▸ **Exercise objective**
Every line that includes the word "screenshot" needs to be copied from the listing.

↓

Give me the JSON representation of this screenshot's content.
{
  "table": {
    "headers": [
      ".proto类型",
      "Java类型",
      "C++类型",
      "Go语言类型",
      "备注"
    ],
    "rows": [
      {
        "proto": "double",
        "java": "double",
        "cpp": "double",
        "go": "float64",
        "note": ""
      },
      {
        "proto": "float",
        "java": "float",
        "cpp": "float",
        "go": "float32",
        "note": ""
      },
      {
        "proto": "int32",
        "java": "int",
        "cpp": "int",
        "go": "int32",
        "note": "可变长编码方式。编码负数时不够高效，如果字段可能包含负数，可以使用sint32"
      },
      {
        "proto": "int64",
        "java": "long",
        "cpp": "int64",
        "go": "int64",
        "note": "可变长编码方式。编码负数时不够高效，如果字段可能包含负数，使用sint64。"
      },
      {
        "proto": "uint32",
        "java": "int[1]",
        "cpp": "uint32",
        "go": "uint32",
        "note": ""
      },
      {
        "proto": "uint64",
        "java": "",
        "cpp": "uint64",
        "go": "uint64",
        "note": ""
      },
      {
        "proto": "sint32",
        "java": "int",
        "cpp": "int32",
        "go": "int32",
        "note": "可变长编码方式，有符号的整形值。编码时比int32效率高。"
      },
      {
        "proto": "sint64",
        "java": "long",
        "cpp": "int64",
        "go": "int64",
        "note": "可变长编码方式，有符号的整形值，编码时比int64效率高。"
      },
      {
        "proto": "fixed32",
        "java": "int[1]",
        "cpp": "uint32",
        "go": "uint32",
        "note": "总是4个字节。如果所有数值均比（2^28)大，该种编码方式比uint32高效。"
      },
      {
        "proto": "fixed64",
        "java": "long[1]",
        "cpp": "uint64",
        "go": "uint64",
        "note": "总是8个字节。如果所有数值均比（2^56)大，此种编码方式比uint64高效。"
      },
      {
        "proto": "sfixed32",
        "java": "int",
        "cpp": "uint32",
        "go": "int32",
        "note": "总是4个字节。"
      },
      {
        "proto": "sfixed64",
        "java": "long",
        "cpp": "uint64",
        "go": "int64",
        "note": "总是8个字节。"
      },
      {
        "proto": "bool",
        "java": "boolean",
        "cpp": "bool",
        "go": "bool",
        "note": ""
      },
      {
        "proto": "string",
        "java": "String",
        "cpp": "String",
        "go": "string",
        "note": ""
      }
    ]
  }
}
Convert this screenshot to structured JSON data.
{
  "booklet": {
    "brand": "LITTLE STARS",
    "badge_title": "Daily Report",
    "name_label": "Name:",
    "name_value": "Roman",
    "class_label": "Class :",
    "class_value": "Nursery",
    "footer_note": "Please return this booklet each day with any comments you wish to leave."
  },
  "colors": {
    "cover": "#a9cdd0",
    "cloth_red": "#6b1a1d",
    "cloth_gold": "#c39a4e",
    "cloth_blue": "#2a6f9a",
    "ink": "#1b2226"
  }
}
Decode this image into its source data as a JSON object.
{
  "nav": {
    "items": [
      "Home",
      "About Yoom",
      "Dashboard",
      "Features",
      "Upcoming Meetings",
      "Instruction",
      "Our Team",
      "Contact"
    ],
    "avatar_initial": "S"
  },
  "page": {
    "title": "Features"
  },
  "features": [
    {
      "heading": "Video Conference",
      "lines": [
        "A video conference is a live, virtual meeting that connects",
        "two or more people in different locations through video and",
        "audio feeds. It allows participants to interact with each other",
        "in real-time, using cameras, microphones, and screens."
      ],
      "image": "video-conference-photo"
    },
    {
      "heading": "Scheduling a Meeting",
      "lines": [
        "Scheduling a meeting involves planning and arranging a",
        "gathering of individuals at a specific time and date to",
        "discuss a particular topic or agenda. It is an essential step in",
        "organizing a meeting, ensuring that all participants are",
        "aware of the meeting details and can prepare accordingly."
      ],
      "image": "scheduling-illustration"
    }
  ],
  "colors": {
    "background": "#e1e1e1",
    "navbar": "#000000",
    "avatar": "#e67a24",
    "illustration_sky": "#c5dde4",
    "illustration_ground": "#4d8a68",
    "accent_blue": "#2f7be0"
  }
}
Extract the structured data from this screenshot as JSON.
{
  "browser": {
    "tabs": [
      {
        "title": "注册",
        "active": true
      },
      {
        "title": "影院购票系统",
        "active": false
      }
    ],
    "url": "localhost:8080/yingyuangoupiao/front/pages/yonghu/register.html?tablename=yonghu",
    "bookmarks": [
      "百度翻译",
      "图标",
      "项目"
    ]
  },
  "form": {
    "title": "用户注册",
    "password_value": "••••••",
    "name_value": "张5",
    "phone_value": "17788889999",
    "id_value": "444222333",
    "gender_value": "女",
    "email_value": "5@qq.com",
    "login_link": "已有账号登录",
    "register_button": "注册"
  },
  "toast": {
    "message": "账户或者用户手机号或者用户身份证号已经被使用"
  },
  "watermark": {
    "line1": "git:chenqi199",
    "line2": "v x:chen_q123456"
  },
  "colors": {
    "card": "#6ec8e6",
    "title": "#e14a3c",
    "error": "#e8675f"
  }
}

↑

▸ **Response below**
Give me the JSON representation of this screenshot's content.
Convert this screenshot to structured JSON data.
Extract the structured data from this screenshot as JSON.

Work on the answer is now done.